Ossama Mohammed is one of Syria’s most important directors, whose auteur style of filmmaking is responsible for films ranging from trenchant, dark satirical commentaries of regime rule to quasi-documentaries that defy conventional genre distinctions. Nujum al-Nahar (Stars of the Day, aka Stars in Broad Daylight, 1988) is perhaps the most politically critical film ever to have been made in Syria. An insightful and revelatory critique, the film’s plot is a thinly disguised metaphor for political power and for the now deceased President Hafiz al-Assad’s ‘cult’ of personality. In the film, Mohammed depicts the moral crisis of a rural ‘Alawi family, some of whose members have moved to the city and succumbed to urban life and corrupt officialdom. As characters, they represent the regime’s vulgarity and brutality. The main male protagonist – who looks uncannily like the former ruler – is the controlling, manipulative, stingy brother and the de facto patriarch of the family, an association that explicitly connects patriarchal family life to martial rule and political violence. Drawing on his intimate knowledge of sectarian and regional specificities, Mohammed parodies the emptiness and tedium of official discourse, at the same time lamenting the beautiful but ultimately unlivable countryside. Overrun with petty familial disputes and patriarchal violence, rural life offers no refuge, even while collective fantasies of national belonging have themselves been reduced to vapid slogans – devoid of the hope or sense of community that animated the early days of post-colonial rule. These themes – patriarchal violence and rural disrepair, in particular – also motivate Mohammed’s stunning and brave first film, Khutwa, Khutwa (Step by Step, 1979), an experimental work he completed for his MA in Moscow. In this first major effort, Mohammed blurred the conventional boundaries between documentary and fiction, producing a poetic tour de force whose aesthetic and political sensibilities have continued to inspire new generations of Syrian filmmakers.

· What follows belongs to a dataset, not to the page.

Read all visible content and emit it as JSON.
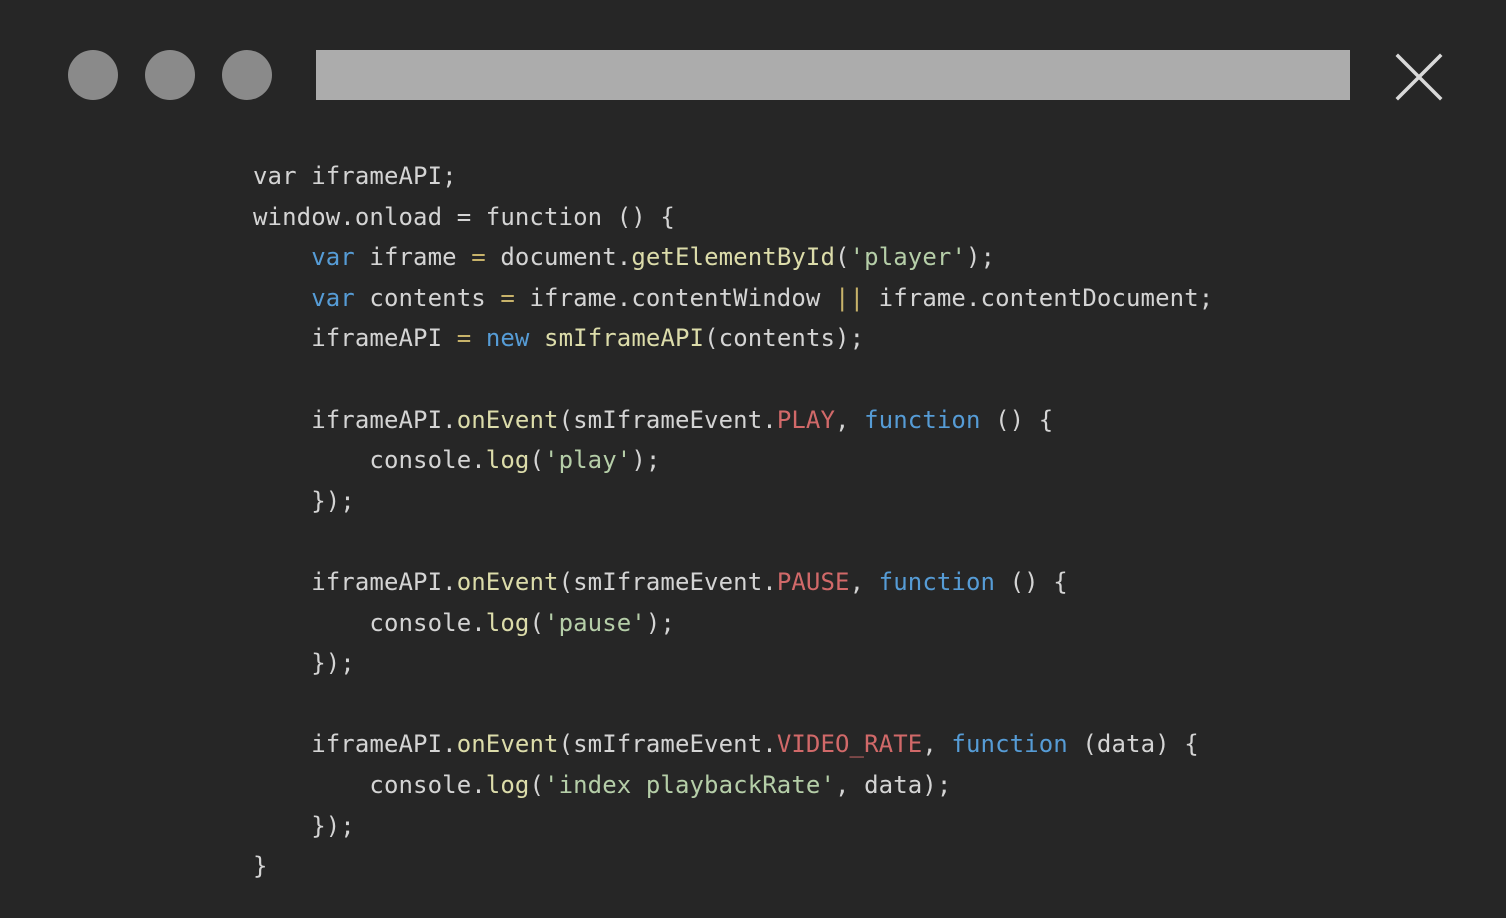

Mohammed’s attention to the juxtaposition of beauty and violence in everyday life also finds expression in Sunduq al-Dunya (or Camera Obscura – oddly translated as Sacrifices in the English version, 2002), another account of familial conflict in Syria’s coastal countryside. Less overtly political than Nujum al-Nahar, Sunduq al-Dunya focuses on a grandfather who wants to bestow his name upon one of his three grandchildren but dies before fulfilling his wish, consigning the children to a life of namelessness. Each grandchild finds meaning and pleasure in different ways over the course of a quasi-allegorical tale of human frailty, political power and the seductions of violence. The first child practices restraint and composure, the second, love, and the third, cruelty and caprice. Again we see power corrupting, even as the countryside, the filmmaker and the audience bear witness to life’s beauty and brutality. Symbols of fecundity and openness suggest the power of regeneration, while simultaneously producing a sense of being boxed in, not unlike an actual camera obscura, in which light from an external scene passes through the aperture into an enclosure, generating an inverted image.

In all of his films, Mohammed uses the symbols and language of political power to subvert official systems of signification. He brings to his cinematic object a profound sense of displacement borne of his knowing a place extremely well. This displacement has now found tragic expression in the director’s own forced exile since 2011, as well as in his artistic efforts to grapple with the shift from peaceful protests to catastrophic war.